The trend the Blackhawks are seeing from Connor Murphy this season has been consistently high-level play during a time when they need it most due to season-ending injuries to fellow blue liners Brent Seabrook and Calvin de Haan.
Murphy, who was selected by the Coyotes 20th overall in the 2011 NHL Draft and played in the desert four seasons before being acquired by the Blackhawks in the June 23, 2017 deal for Niklas Hjalmarsson, has four goals and 11 assists and has a plus-minus rating of plus-1 while averaging 21 minutes, 11 seconds of ice time, third-most on the Blackhawks this season.
The stay-at-home defenseman has been a stalwart on the penalty kill, leading the Blackhawks in average ice time while shorthanded at 2:43 to help the group improve from 29th last season to sixth this season. In addition, Murphy tops the Blackhawks overall with 100 shots and is fifth with 89 hits.
"He's been really, really solid," Blackhawks Senior Vice President/General Manager Stan Bowman said. "He's a guy that our coaches can count on. Our penalty kill has been really good this year, it went from last place to Top 10 penalty kill, and he's a big part of that.
"He does a lot of stuff that isn't sexy or doesn't get a lot of the attention - he's more of a meat-and-potatoes kind of guy - but he's competitive, physical, takes pride in defending and breaking up plays and moving the puck quick," Bowman continued. "He does everything that you need for a defenseman to do if your team wants to have success."
Added Blackhawks coach Jeremy Colliton: "(Murphy) has been really taking a lot of responsibility for us and just a calming influence on our team. Playing against good players. He's had a good year so far and hopefully he can continue. He's still got development in him, I think. There's more there so that's exciting."

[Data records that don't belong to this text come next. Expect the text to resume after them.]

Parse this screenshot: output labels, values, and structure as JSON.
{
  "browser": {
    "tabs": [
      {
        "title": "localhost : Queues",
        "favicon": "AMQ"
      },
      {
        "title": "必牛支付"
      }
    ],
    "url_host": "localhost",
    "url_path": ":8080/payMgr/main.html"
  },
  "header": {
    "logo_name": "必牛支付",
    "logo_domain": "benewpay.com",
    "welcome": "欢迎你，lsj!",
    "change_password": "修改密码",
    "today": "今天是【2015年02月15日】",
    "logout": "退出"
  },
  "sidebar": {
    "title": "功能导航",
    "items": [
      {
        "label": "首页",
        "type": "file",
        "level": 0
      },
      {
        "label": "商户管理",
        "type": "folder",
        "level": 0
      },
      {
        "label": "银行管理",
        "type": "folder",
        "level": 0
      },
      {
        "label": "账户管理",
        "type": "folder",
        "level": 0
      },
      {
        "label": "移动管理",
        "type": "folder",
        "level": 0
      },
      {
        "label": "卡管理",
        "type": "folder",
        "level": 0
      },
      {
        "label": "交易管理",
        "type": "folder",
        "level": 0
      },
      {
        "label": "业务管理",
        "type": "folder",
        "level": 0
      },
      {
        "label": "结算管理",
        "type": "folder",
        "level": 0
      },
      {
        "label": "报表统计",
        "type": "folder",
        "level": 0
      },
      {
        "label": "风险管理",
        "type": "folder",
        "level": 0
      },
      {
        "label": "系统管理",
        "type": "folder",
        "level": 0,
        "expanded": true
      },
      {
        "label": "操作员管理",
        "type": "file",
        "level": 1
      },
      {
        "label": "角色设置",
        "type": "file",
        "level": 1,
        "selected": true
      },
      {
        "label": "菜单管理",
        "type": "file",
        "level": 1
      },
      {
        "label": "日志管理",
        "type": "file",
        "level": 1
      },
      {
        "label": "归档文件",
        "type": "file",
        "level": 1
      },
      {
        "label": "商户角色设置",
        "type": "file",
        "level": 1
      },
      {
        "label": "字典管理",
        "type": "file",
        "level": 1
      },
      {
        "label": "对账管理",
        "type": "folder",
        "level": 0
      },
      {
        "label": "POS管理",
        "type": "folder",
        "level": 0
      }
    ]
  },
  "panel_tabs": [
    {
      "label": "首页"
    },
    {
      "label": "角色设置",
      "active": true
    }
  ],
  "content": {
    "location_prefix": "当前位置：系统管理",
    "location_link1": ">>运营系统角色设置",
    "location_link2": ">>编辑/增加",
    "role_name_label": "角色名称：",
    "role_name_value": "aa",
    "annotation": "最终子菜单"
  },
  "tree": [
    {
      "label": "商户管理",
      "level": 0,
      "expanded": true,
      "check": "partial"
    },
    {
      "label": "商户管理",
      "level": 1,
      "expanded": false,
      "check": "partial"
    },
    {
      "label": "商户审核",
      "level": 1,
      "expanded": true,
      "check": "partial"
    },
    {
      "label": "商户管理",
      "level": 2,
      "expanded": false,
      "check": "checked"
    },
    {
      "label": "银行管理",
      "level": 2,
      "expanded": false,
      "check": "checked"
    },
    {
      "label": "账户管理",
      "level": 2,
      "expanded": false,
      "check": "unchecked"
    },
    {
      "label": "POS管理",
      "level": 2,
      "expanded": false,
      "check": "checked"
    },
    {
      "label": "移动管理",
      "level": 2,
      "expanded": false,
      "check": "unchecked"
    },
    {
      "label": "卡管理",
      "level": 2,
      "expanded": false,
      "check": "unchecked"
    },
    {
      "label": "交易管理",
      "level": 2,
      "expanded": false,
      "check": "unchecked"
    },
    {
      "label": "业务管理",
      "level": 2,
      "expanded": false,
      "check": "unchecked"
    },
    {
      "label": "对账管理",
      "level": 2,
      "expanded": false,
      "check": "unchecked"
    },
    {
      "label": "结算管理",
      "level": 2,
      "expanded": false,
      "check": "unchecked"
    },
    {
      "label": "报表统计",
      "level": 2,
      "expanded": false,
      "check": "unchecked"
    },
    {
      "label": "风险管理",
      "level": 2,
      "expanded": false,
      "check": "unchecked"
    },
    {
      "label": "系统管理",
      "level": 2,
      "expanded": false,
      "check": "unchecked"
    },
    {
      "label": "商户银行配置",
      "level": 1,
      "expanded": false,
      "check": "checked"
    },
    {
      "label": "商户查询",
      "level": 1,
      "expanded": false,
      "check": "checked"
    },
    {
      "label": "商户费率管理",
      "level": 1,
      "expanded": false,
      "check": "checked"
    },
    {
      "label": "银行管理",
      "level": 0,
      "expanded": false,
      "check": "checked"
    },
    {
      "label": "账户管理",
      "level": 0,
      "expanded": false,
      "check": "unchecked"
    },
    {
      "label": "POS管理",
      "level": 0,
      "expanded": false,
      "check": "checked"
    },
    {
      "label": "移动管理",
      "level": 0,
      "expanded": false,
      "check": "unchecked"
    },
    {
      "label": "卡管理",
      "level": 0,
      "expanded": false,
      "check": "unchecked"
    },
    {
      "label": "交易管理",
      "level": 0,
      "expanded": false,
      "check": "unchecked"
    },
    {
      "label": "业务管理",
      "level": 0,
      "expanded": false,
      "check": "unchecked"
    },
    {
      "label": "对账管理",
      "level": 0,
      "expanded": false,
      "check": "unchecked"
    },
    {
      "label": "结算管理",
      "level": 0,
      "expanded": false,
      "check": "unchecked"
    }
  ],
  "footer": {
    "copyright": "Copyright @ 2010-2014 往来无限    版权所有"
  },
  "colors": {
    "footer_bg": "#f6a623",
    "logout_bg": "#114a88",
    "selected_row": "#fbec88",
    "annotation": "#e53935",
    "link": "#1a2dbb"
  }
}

Despite his own busy schedule, Gord Murphy doesn't miss any of his son's games.
"I watch every game even if I can't see it live because we're playing or something," Gord said. "I always watch it later that night or the next day. Being a dad, I don't like to miss a game."
When pressed, Gord put on his coaching hat to give a scouting report on his son's abilities.
"I'm very proud of the way he's really improved his defending," Gord said. "His level of compete on pucks around his net front and along the boards and in 1-on-1 situations and winning most of those 50-50 pucks is really good. He's a lot more confident with the puck in his first pass and his breakouts, things you like to see from defensemen consistently in the pro game."